Italy also sucks when it comes to getting a big giant American cup of coffee. Europe in general doesn't do coffee like we do coffee so no surprise that even in this otherwise very cool airbnb the "big" cups hold about two sips. I say big but only compared to the other regular size cups, the thimble size espresso cups. But these are trifles. Florence is fabulous.

My morning cup of coffee


Time past, time present, time future


The not blue Danube

If you saw 2001: A Space Odyssey, Strauss's Blue Danube Waltz is almost sure to conjure up scenes from the film but, ever since I was a kid, mention of the Blue Danube Waltz always brought to my mind the image of a gloriously blue river, blue as the bluest ever summer blue sky. So, when we got to Regensburg yesterday, a town situated on the banks of the River Danube, the first thing I wanted to do was visit the blue Danube. Sadly, I must report that, at least on that cloudy day, the river was not blue. It was gray.

Also, the town's famous medieval stone bridge was covered for repairs and even the one medieval carving on the bridge that M. Lee wanted to see had been removed for cleaning. But I'm not saying Regensburg is a bust. It's an intriguing town that's been around since the Stone Age.

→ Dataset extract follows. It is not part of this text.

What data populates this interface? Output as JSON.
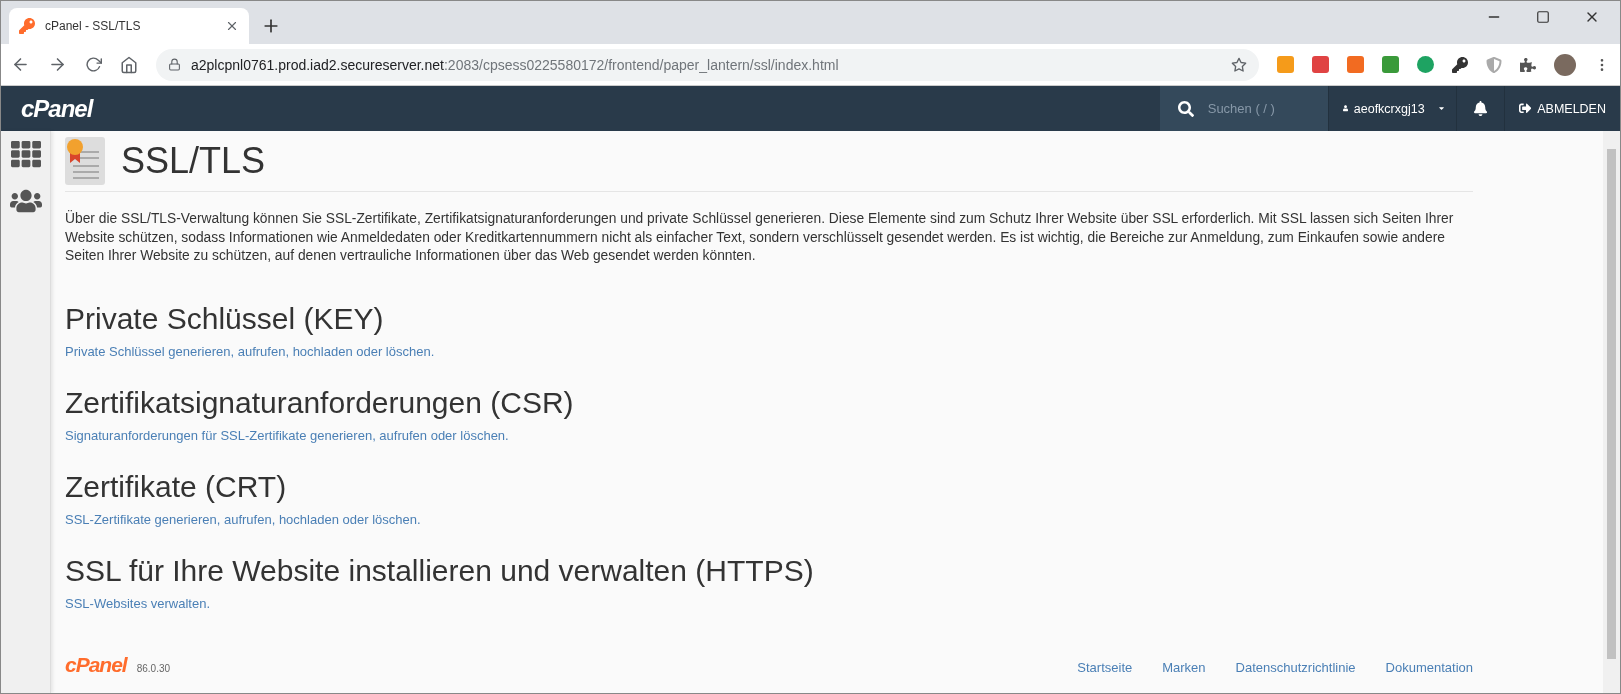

In 179, Regensburg marked the northern most reach of the Roman empire though when they abandoned the city they removed it from their maps. No matter. Regensburg continued to thrive and remains a vital center to this day. For example, what is perhaps the oldest restaurant in the world is located in Regensburg. The place has been continuously open to the public for the last 500 years. And it stands on the site of a building from the 12th century that was also a restaurant, the "Garkueche auf dem Kranchen", or 'cookshop near the crane'.

Regensburg today

In 2006, Regensburg was designated a UNESCO World Heritage Site and, trust me, the town has an excellent historical museum that makes it clear why it qualifies. This morning we spent five hours there seeing some of the archeological treasures from Regensburg’s last 7000 years before again exploring the city of today.


Aunt Jane

At some point, ready or not, one may be called on to send off the dead. Aunt Jane was the last of her generation so this time the task fell to us.

Ashes to ashes

She died in December. My cousins hosted a nice, low-key party celebrating her life on the Spring Equinox. My daughter and I went to Sonoma for the weekend, stayed with them at her house and helped out.

Dust to dust

The following morning, Monday, it rained lightly as cousins Cathleen and Margaret, my daughter and I took her to the cemetery. Chairs, an awning and the niche beside Uncle Phil were waiting, as was the fellow who would close their door after we left. We didn't sit. Cathleen and Margret put her ashes next to their Dad, Cathleen read a piece she wrote for the occasion and that was it. Aunt Jane would have liked that.

"We all go somewhere...into the sea, into the sky,
into another story, or into a heaven of our understanding." ~ Cathleen V.